Impact evaluation of drinking water supply and sanitation programmes in rural Benin: The risk of vanishing effects, 2011.
Ministry of Foreign Affairs, Policy and Operations Evaluation Department (IOB), the Netherlands in cooperation with BMZ (German Federal Ministry for Economic Cooperation and Development).
During the period 2008–2010, the Evaluation Departments of the Netherlands Ministry of Foreign Affairs and the German Federal Ministry for Economic Cooperation and Development in cooperation with KfW Entwicklungsbank jointly conducted an impact evaluation of the rural water supply and sanitation programmes in Benin being supported by the donor community.
1 – The provision of new water points leads to a substantial increase in the use of improved water points as the main source of drinking water, both during the dry season and the rainy season and both for non-poor and poor households. It also substantially increases the number of litres per capita per day collected, although poor and large households consume less per capita. Nevertheless, a considerable share of households continues to use traditional water sources, instead of or in addition to the newly installed water point.
2 – At source, water from improved sources is of much better quality (in terms of E. coli contamination) than water from traditional sources. However, this quality difference practically vanishes at point of use as a result of recontamination during transport and storage. Rainwater at point of use has the same quality as water at point of source from an improved source. The impact of water point installation on point-of-use quality is thus close to zero. Improved and new household storage containers strongly reduce point-of-use E. coli contamination.
3 – A new water point considerably reduces the time taken to collect water, particularly for communities that have obtained an improved water source for the first time. However, water collection time is still substantial in many localities because of queuing.
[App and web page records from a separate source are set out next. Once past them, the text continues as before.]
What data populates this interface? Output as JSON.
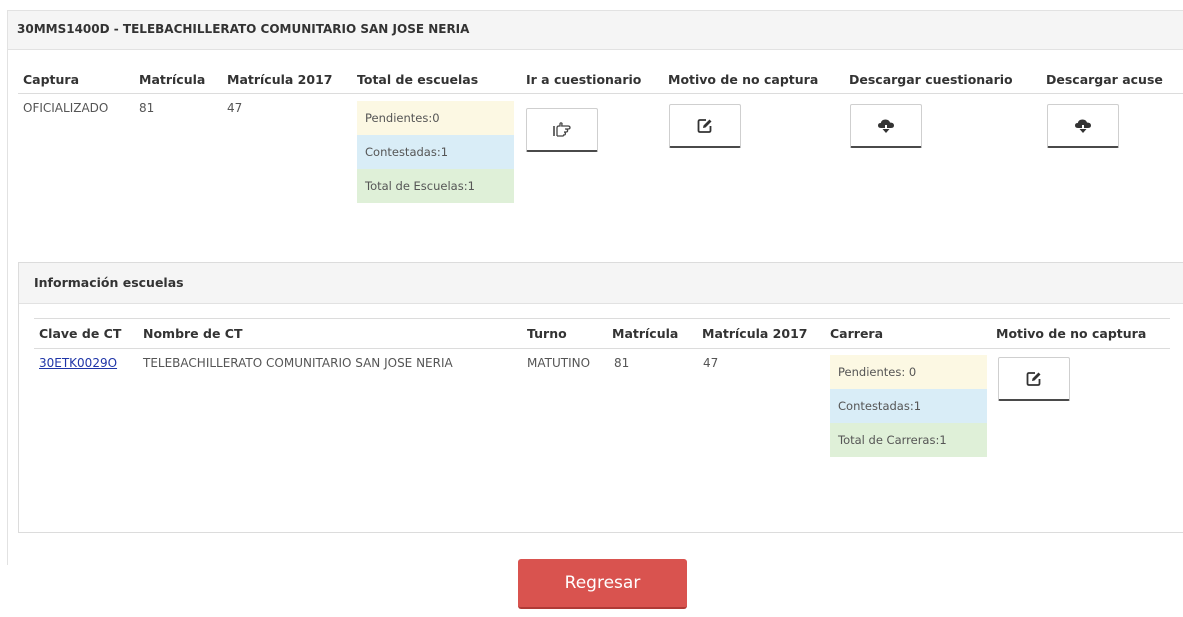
{
  "panel": {
    "title": "30MMS1400D - TELEBACHILLERATO COMUNITARIO SAN JOSE NERIA"
  },
  "summary_table": {
    "headers": [
      "Captura",
      "Matrícula",
      "Matrícula 2017",
      "Total de escuelas",
      "Ir a cuestionario",
      "Motivo de no captura",
      "Descargar cuestionario",
      "Descargar acuse"
    ],
    "row": {
      "captura": "OFICIALIZADO",
      "matricula": "81",
      "matricula_2017": "47",
      "totals": [
        "Pendientes:0",
        "Contestadas:1",
        "Total de Escuelas:1"
      ]
    },
    "icons": {
      "ir_cuestionario": "pointing-hand-icon",
      "motivo": "edit-icon",
      "descargar_cuestionario": "cloud-download-icon",
      "descargar_acuse": "cloud-download-icon"
    }
  },
  "schools": {
    "title": "Información escuelas",
    "headers": [
      "Clave de CT",
      "Nombre de CT",
      "Turno",
      "Matrícula",
      "Matrícula 2017",
      "Carrera",
      "Motivo de no captura"
    ],
    "row": {
      "clave": "30ETK0029O",
      "nombre": "TELEBACHILLERATO COMUNITARIO SAN JOSE NERIA",
      "turno": "MATUTINO",
      "matricula": "81",
      "matricula_2017": "47",
      "carrera": [
        "Pendientes: 0",
        "Contestadas:1",
        "Total de Carreras:1"
      ]
    }
  },
  "footer": {
    "back_label": "Regresar"
  },
  "colors": {
    "pending": "#fcf8e3",
    "answered": "#d9edf7",
    "total": "#dff0d8",
    "back_button": "#d9534f",
    "link": "#1f35a8"
  }
}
As women bear the responsibility of water collection in households, it is mostly women who save time. Time saved is mostly spent on housework and on economic activities that may provide income.